The story of the convict stayed with me and I spent many nights on the computer, searching the family history sites trying to find out anything I could. I decided to write to the librarian in Colne, explain what information I had and see if they had any documents that could throw some light on the story my aunt had told me.
I eventually had a reply, telling me there was only one man from the town who seemed to fit the bill. His name was Richard Boothman and, at a Chartist riot in Colne on 10 August 1840 he killed a policeman.
I went onto the Lancaster prison website and typed his name into the database, nothing. There were long lists of prisoners who had stolen bread, horses, murdered their neighbours, husbands and wives, but no mention of Richard Boothman. Then one morning, whilst trying to sort out all the papers and folders I had on my family tree, I came across a package at the bottom of the box. It contained an old book, all about the history of Colne, that had belonged to my great grandmother and had been given to me when my grandmother died. It was written by a local historian in 1878. I had scanned it briefly when I received it, but the writing style was very staid and after a while, just plain boring, so I had not got very far and had stopped not long after the bit about a supposed Roman settlement!
I picked it up again, wondering if there could possibly be anything in it about this case. I sat on the floor of the study, slowly turning the thin, dry pages of small print until, towards the back of the book, in a chapter entitled “Guilty or Not Guilty” I found the story of Richard Boothman, weaver and murderer.
Since then I have spent hours trying to piece together his story and I am still working on it. I have transcripts of letters he wrote from prison to his father, who never got over the shock of what happened to his son.
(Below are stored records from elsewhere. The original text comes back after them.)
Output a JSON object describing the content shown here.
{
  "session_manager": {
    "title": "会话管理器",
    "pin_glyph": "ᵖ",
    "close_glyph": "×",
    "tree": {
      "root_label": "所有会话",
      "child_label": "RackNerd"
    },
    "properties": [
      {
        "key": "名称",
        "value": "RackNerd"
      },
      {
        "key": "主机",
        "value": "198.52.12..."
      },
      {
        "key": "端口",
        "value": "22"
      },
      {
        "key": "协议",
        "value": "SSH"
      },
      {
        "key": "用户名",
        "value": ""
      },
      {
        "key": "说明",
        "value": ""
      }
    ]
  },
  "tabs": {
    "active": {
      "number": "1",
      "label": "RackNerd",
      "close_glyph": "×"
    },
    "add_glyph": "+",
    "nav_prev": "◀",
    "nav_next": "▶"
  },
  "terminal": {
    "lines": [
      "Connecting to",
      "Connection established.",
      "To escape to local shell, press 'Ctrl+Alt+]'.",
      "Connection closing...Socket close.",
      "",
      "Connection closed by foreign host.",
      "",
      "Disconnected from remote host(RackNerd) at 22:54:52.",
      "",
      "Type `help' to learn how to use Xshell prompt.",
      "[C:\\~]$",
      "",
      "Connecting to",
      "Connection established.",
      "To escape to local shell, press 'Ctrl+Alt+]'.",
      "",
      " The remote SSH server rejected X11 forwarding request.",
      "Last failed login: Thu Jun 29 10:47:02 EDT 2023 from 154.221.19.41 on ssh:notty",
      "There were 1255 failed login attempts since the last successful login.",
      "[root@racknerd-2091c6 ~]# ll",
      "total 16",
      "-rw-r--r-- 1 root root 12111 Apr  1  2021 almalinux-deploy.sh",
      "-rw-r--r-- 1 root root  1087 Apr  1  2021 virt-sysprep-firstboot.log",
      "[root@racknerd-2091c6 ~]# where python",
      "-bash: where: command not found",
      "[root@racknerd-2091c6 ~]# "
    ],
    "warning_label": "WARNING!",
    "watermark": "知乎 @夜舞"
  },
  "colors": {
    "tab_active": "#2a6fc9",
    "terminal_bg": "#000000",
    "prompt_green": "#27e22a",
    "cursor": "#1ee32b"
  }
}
I read of him protesting his innocence and begging his father to find townspeople who would speak on his behalf at his trial and in one letter telling his father that ” the Assizes commence the 20th March” and could he please have a new pair of shoes. Later, in February, he tells his father that he is” preparing to meet his fate with fortitude and courage”. Some townspeople do make the long journey to speak for him at his trial, but he is found “guilty of wilful murder”.
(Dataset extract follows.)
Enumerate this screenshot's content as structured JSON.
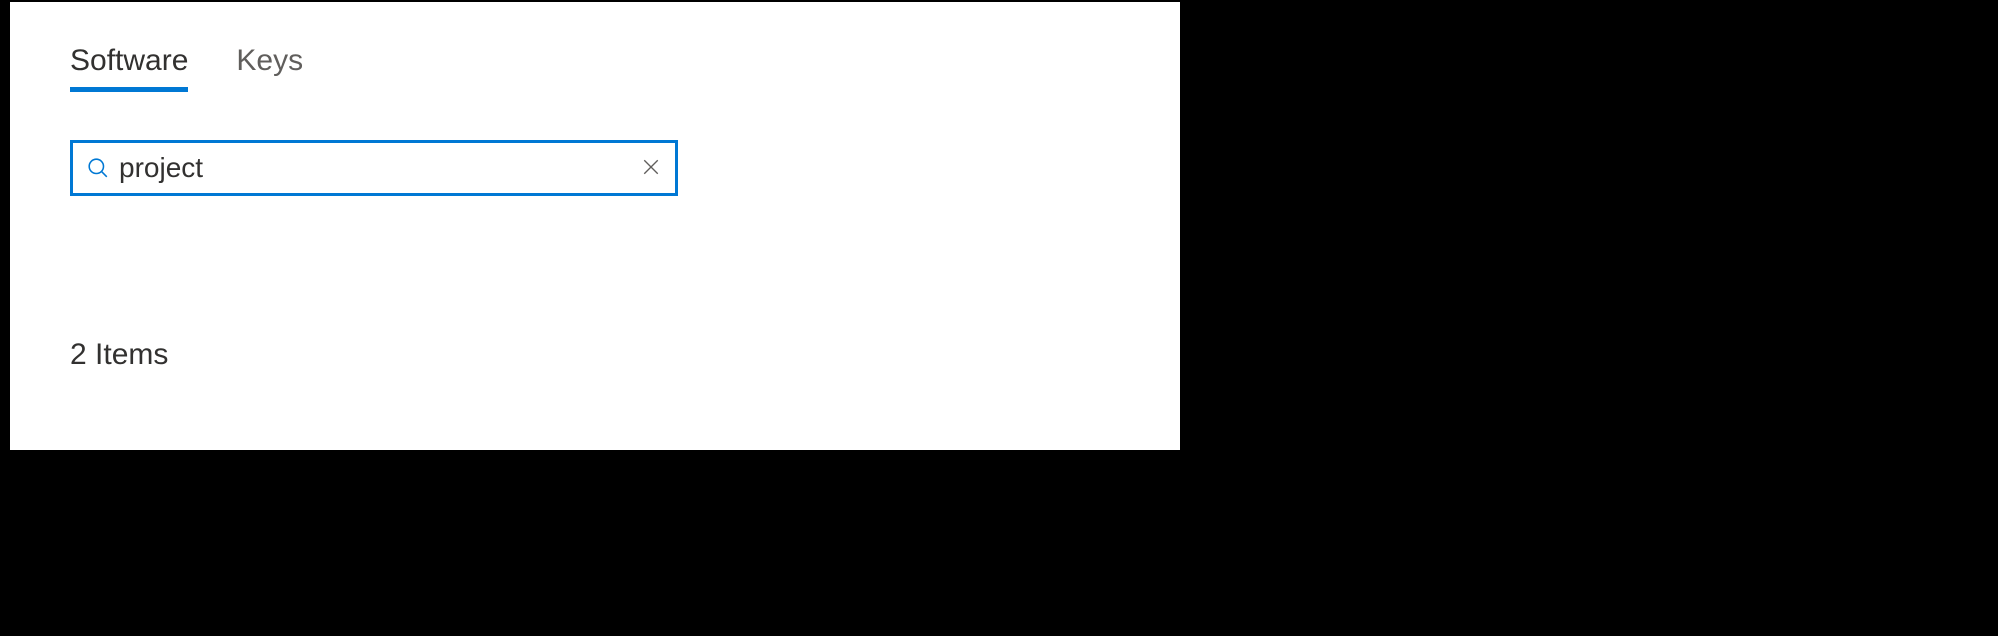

However, very strenuous efforts were made on his behalf for many believed in his innocence, and on 7 April 1841 there was success of a kind as a reprieve was issued. But any hope was dashed on 14 April as he was served with an order for transportation for life. Shortly after that he was taken from Lancaster prison to the prison hulks at Woolwich. He and the other prisoners were kept in squalid conditions and sent ashore to work across the river, unloading cargoes at the docks. He worked there until he was transferred in shackles to the Barossa which set sail for Van Diemen’s Land (Tasmania) and arrived in Hobart on 13 January 1842.
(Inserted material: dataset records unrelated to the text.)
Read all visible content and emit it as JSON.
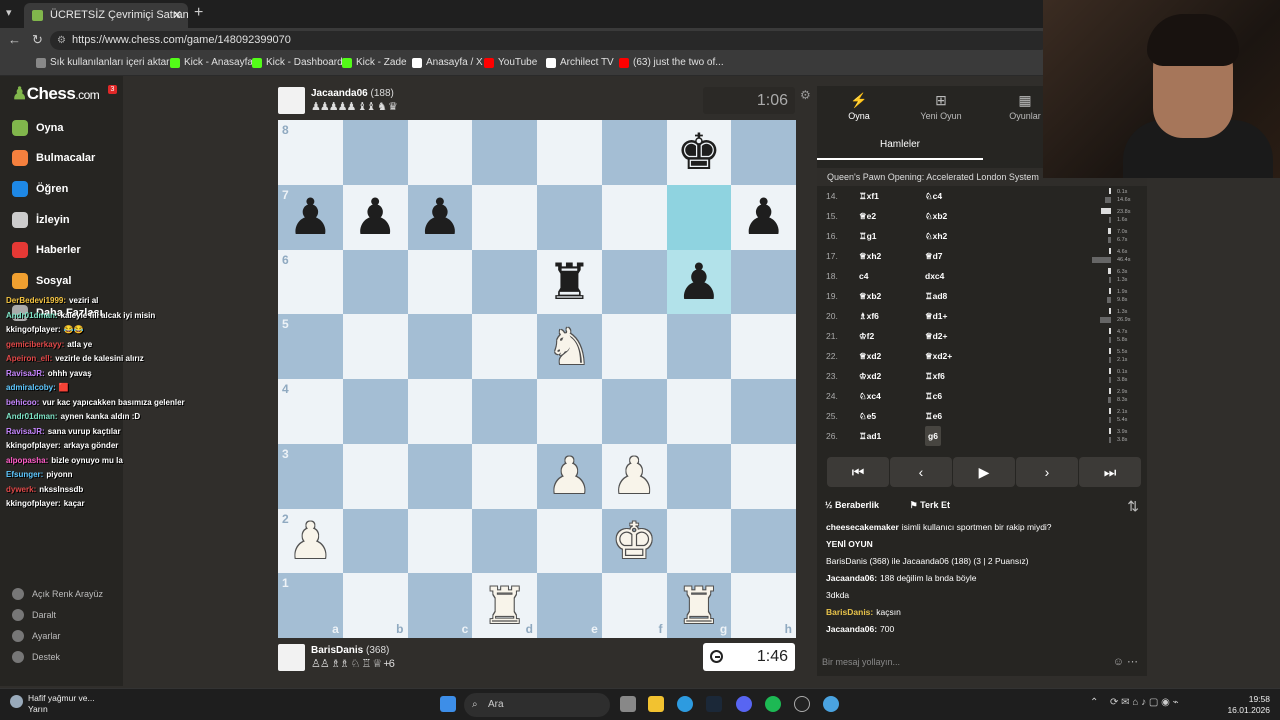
{
  "browser": {
    "tab_title": "ÜCRETSİZ Çevrimiçi Satranç Oyna",
    "url": "https://www.chess.com/game/148092399070",
    "bookmarks": [
      {
        "label": "Sık kullanılanları içeri aktar",
        "color": "#888888"
      },
      {
        "label": "Kick - Anasayfa",
        "color": "#53fc18"
      },
      {
        "label": "Kick - Dashboard",
        "color": "#53fc18"
      },
      {
        "label": "Kick - Zade",
        "color": "#53fc18"
      },
      {
        "label": "Anasayfa / X",
        "color": "#ffffff"
      },
      {
        "label": "YouTube",
        "color": "#ff0000"
      },
      {
        "label": "Archilect TV",
        "color": "#ffffff"
      },
      {
        "label": "(63) just the two of...",
        "color": "#ff0000"
      }
    ]
  },
  "sidebar": {
    "logo": "Chess",
    "logo_suffix": ".com",
    "badge": "3",
    "items": [
      {
        "label": "Oyna",
        "color": "#81b64c"
      },
      {
        "label": "Bulmacalar",
        "color": "#f5803e"
      },
      {
        "label": "Öğren",
        "color": "#1e88e5"
      },
      {
        "label": "İzleyin",
        "color": "#cccccc"
      },
      {
        "label": "Haberler",
        "color": "#e53935"
      },
      {
        "label": "Sosyal",
        "color": "#f0a030"
      },
      {
        "label": "Daha Fazlası",
        "color": "#aaaaaa"
      }
    ],
    "bottom": [
      "Açık Renk Arayüz",
      "Daralt",
      "Ayarlar",
      "Destek"
    ]
  },
  "stream_chat": [
    {
      "user": "DerBedevi1999:",
      "text": "veziri al",
      "color": "#f5c542"
    },
    {
      "user": "Andr01dman:",
      "text": "kaleyle fili alcak iyi misin",
      "color": "#7de3c5"
    },
    {
      "user": "kkingofplayer:",
      "text": "😂😂",
      "color": "#ffffff"
    },
    {
      "user": "gemiciberkayy:",
      "text": "atla ye",
      "color": "#e04848"
    },
    {
      "user": "Apeiron_ell:",
      "text": "vezirle de kalesini alırız",
      "color": "#e04848"
    },
    {
      "user": "RavisaJR:",
      "text": "ohhh yavaş",
      "color": "#c685ff"
    },
    {
      "user": "admiralcoby:",
      "text": "🟥",
      "color": "#5ec8ff"
    },
    {
      "user": "behicoo:",
      "text": "vur kac yapıcakken basımıza gelenler",
      "color": "#c685ff"
    },
    {
      "user": "Andr01dman:",
      "text": "aynen kanka aldın :D",
      "color": "#7de3c5"
    },
    {
      "user": "RavisaJR:",
      "text": "sana vurup kaçtılar",
      "color": "#c685ff"
    },
    {
      "user": "kkingofplayer:",
      "text": "arkaya gönder",
      "color": "#ffffff"
    },
    {
      "user": "alpopasha:",
      "text": "bizle oynuyo mu la",
      "color": "#ff5cc8"
    },
    {
      "user": "Efsunger:",
      "text": "piyonn",
      "color": "#5ec8ff"
    },
    {
      "user": "dywerk:",
      "text": "nkssInssdb",
      "color": "#e04848"
    },
    {
      "user": "kkingofplayer:",
      "text": "kaçar",
      "color": "#ffffff"
    }
  ],
  "top_player": {
    "name": "Jacaanda06",
    "rating": "(188)",
    "captures": "♟♟♟♟♟ ♝♝ ♞ ♛",
    "clock": "1:06"
  },
  "bottom_player": {
    "name": "BarisDanis",
    "rating": "(368)",
    "captures": "♙♙ ♗♗ ♘ ♖ ♕",
    "advantage": "+6",
    "clock": "1:46"
  },
  "board": {
    "files": [
      "a",
      "b",
      "c",
      "d",
      "e",
      "f",
      "g",
      "h"
    ],
    "ranks": [
      "8",
      "7",
      "6",
      "5",
      "4",
      "3",
      "2",
      "1"
    ],
    "pieces": [
      {
        "sq": "g8",
        "p": "♚",
        "side": "b"
      },
      {
        "sq": "a7",
        "p": "♟",
        "side": "b"
      },
      {
        "sq": "b7",
        "p": "♟",
        "side": "b"
      },
      {
        "sq": "c7",
        "p": "♟",
        "side": "b"
      },
      {
        "sq": "h7",
        "p": "♟",
        "side": "b"
      },
      {
        "sq": "e6",
        "p": "♜",
        "side": "b"
      },
      {
        "sq": "g6",
        "p": "♟",
        "side": "b"
      },
      {
        "sq": "e5",
        "p": "♞",
        "side": "w"
      },
      {
        "sq": "e3",
        "p": "♟",
        "side": "w"
      },
      {
        "sq": "f3",
        "p": "♟",
        "side": "w"
      },
      {
        "sq": "a2",
        "p": "♟",
        "side": "w"
      },
      {
        "sq": "f2",
        "p": "♚",
        "side": "w"
      },
      {
        "sq": "d1",
        "p": "♜",
        "side": "w"
      },
      {
        "sq": "g1",
        "p": "♜",
        "side": "w"
      }
    ],
    "highlight_from": "g7",
    "highlight_to": "g6"
  },
  "panel": {
    "tabs": [
      {
        "label": "Oyna",
        "icon": "⚡"
      },
      {
        "label": "Yeni Oyun",
        "icon": "⊞"
      },
      {
        "label": "Oyunlar",
        "icon": "▦"
      }
    ],
    "subtab": "Hamleler",
    "opening": "Queen's Pawn Opening: Accelerated London System",
    "moves": [
      {
        "n": "14.",
        "w": "♖xf1",
        "b": "♘c4",
        "tw": "0.1s",
        "tb": "14.6s",
        "fw": 0.02,
        "fb": 0.3
      },
      {
        "n": "15.",
        "w": "♕e2",
        "b": "♘xb2",
        "tw": "23.8s",
        "tb": "1.6s",
        "fw": 0.5,
        "fb": 0.04
      },
      {
        "n": "16.",
        "w": "♖g1",
        "b": "♘xh2",
        "tw": "7.0s",
        "tb": "6.7s",
        "fw": 0.15,
        "fb": 0.14
      },
      {
        "n": "17.",
        "w": "♕xh2",
        "b": "♕d7",
        "tw": "4.6s",
        "tb": "46.4s",
        "fw": 0.1,
        "fb": 0.95
      },
      {
        "n": "18.",
        "w": "c4",
        "b": "dxc4",
        "tw": "6.3s",
        "tb": "1.3s",
        "fw": 0.13,
        "fb": 0.03
      },
      {
        "n": "19.",
        "w": "♕xb2",
        "b": "♖ad8",
        "tw": "1.9s",
        "tb": "9.8s",
        "fw": 0.04,
        "fb": 0.2
      },
      {
        "n": "20.",
        "w": "♗xf6",
        "b": "♕d1+",
        "tw": "1.3s",
        "tb": "26.9s",
        "fw": 0.03,
        "fb": 0.55
      },
      {
        "n": "21.",
        "w": "♔f2",
        "b": "♕d2+",
        "tw": "4.7s",
        "tb": "5.8s",
        "fw": 0.1,
        "fb": 0.12
      },
      {
        "n": "22.",
        "w": "♕xd2",
        "b": "♕xd2+",
        "tw": "5.5s",
        "tb": "2.1s",
        "fw": 0.11,
        "fb": 0.04
      },
      {
        "n": "23.",
        "w": "♔xd2",
        "b": "♖xf6",
        "tw": "0.1s",
        "tb": "3.8s",
        "fw": 0.02,
        "fb": 0.08
      },
      {
        "n": "24.",
        "w": "♘xc4",
        "b": "♖c6",
        "tw": "2.9s",
        "tb": "8.3s",
        "fw": 0.06,
        "fb": 0.17
      },
      {
        "n": "25.",
        "w": "♘e5",
        "b": "♖e6",
        "tw": "2.1s",
        "tb": "5.4s",
        "fw": 0.04,
        "fb": 0.11
      },
      {
        "n": "26.",
        "w": "♖ad1",
        "b": "g6",
        "tw": "3.9s",
        "tb": "3.8s",
        "fw": 0.08,
        "fb": 0.08
      }
    ],
    "controls": [
      "⏮",
      "‹",
      "▶",
      "›",
      "⏭"
    ],
    "draw_label": "Beraberlik",
    "resign_label": "Terk Et",
    "chat": [
      {
        "user": "cheesecakemaker",
        "text": "isimli kullanıcı sportmen bir rakip miydi?"
      },
      {
        "user": "",
        "text": "YENİ OYUN"
      },
      {
        "user": "",
        "text": "BarisDanis (368) ile Jacaanda06 (188) (3 | 2 Puansız)"
      },
      {
        "user": "Jacaanda06:",
        "text": "188 değilim la bnda böyle"
      },
      {
        "user": "",
        "text": "3dkda"
      },
      {
        "user": "BarisDanis:",
        "text": "kaçsın"
      },
      {
        "user": "Jacaanda06:",
        "text": "700"
      }
    ],
    "msg_placeholder": "Bir mesaj yollayın..."
  },
  "taskbar": {
    "weather_title": "Hafif yağmur ve...",
    "weather_sub": "Yarın",
    "search": "Ara",
    "time": "19:58",
    "date": "16.01.2026"
  }
}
The National Archive in Hobart were very helpful and I obtained a lot of information from them, including reports that he served his sentence at Impression Bay, Westbury, Quamby, Peth and Launceston; that he was considered a good worker; that in January 1844 his original term of probation expired and on 5 February 1850 he was granted his “Ticket of Leave”. Finally on 7 June 1853 his conditional pardon was approved. He married another prisoner, Mary Brown who had left London on the convict ship St Vincent and it seems he settled in Launceston where he farmed until his death in 1877. He is buried just outside Launceston.
The times he lived in were incredibly hard, he was a weaver at the time of the Chartist riots, a period of great unrest and yes, he probably did fight to defend his livelihood. I am glad that he survived transportation when so many convicts perished; I believe in his innocence and feel sad that the punishment he received was so harsh and that he never saw his family again. I have helped others find a place in their family tree for Richard Boothman and also fill in a few gaps in the lists of the convict ships, but as much as I would dearly love to, I can’t yet find a place for him in my tree. I know that some of my great great grandmother’s family lived in the same street as the Boothmans, could it be that the story that has come down to me, is one of the women of the street coming together to support the family in a time of great need? Could it be that the women who walked those long, long miles to Lancaster prison with food and clothing for Richard were his sisters and their close friends from the street? Perhaps I’ll never know, perhaps we are not related, but I know I will go on looking